McMenamin said that nationally a lot of resources have been dedicated to veterans and the chronically homeless, but “we are seeing increases in family homelessness. … There are fewer resources for families who may need bigger units.”
In Chicago, the number of families without homes has been on the rise since the recession because of the foreclosure crisis, McMenamin said.
“More renters were impacted than homeowners,” she said. “Many multi-unit buildings ended up getting foreclosed on, and folks would lose their housing. The rental market was getting squeezed because people were losing the homes they owned, prices rose on rental housing.”
Meet one of the men behind the cardboard signs
Ulysses White shows the signs of the times—six of them, in fact.
The 54-year-old homeless man sits on a milk crate at the corner of Michigan Avenue and Wacker Drive. He holds a cardboard sign that tells his story and props up several others that thank passersby for their generosity.
White said his troubles started when he lost his job nearly three years ago. The former nurses aide moved in with his mother but was forced onto the streets when she passed away.
White is now one of more than 5,000 homeless people in Chicago who live on the street or in a shelter.
Like many homeless people, White said he could not find a job and now has to beg for money. His cardboard signs, featuring hand-lettered messages in various colors, help him generate some income until he can find employment.
“They do background checks, and that messed me up,” White said. “I got in some trouble downstate, and that messed me up.”
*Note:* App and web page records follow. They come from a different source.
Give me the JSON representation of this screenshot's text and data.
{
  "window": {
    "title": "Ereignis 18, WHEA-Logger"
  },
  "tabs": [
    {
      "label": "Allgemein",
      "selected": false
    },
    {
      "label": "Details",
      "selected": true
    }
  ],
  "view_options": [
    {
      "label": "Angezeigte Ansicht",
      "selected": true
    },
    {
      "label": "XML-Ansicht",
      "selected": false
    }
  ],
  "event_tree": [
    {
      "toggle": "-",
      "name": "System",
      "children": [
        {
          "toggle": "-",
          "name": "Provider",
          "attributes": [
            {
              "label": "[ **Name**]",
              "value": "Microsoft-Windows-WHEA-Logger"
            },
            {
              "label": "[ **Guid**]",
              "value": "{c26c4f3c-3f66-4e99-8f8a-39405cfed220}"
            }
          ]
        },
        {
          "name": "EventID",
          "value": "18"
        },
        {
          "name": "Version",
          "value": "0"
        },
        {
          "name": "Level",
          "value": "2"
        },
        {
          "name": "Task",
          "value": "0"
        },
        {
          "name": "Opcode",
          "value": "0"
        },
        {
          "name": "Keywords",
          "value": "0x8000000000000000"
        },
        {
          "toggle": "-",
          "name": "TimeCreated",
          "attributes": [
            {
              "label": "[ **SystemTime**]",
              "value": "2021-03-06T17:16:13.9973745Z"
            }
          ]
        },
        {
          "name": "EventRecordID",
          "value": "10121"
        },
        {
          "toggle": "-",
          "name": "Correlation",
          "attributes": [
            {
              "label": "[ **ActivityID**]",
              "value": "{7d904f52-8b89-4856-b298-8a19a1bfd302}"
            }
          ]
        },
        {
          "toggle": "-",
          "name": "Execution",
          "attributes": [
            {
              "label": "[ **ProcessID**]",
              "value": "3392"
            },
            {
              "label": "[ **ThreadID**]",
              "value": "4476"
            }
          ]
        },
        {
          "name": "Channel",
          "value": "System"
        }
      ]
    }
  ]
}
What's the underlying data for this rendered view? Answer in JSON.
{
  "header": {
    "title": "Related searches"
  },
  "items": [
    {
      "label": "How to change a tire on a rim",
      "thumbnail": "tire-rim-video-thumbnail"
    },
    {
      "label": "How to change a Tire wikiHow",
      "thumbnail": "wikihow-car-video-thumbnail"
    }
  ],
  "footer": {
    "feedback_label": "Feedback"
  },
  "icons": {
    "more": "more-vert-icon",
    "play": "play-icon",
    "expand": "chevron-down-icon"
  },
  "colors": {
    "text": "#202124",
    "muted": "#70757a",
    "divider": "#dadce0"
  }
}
White said he does not have enough money for a permanent residence and prefers sleeping on the street or the Blue Line to the city’s homeless shelters.
Eithne McMenamin, associate director of policy at the Chicago Coalition for the Homeless, said many homeless people prefer staying on the street to shelters, which she noted were never designed to be permanent residences.
“It really does vary from person to person. At some point, in all likelihood, someone on the street has spent time in a shelter,” McMenamin said. “People often don’t feel safe at shelters. When they gather on the street, they are often with an encampment and feel safer because they aren’t sleeping by themselves. It’s possible they had a bad experience at a shelter. Maybe they have been robbed. They form communities so they can look out for each other. If someone has to leave to go run an errand or go to the doctor, someone can watch their things.”
‘Homeless’ does not always mean ‘unemployed’
Just because a homeless person is asking for spare change at a busy intersection or outside a Loop train station doesn’t mean they are unemployed.
Many homeless people in Chicago have jobs—often part-time or seasonal work—but still don’t make enough money for a permanent home, said Eithne McMenamin, associate director of policy at the Chicago Coalition for the Homeless.
“Many homeless people do work,” McMenamin said. “Maybe they are selling Sun-Times, sweeping up or doing odd jobs somewhere. It may be that they have some benefits, including disability or Social Security. It’s not that they don’t have any
income at all, just not enough to support an actual residence.”
And not everyone asking for money on the street is homeless.
Near Michigan Avenue and Illinois Street, a man sits with a large cardboard sign asking for money. The South Sider, who asked not to be identified, explained that he is not homeless but is a seasonal worker who doesn’t have enough consistent income to support his 10 children. He said his sign helps him make $40 to $50 per day.
The man said he sees a lot of people asking for money on the weekend to earn extra income.
Homelessness by the numbers
52.3 percent: The number of renters in Chicago who are “extremely low income,” making less than $22,000 per year.
$17,160: The annual salary for someone working a full-time minimum wage job in Chicago.
44 percent: The percentage of a full-time minimum wage worker’s paycheck that goes toward housing at the median fair market price in Illinois.
629,454: The number of people living in poverty in Chicago with 298,403 of those living in “extreme poverty.”
(Source: Chicago Coalition for the Homeless)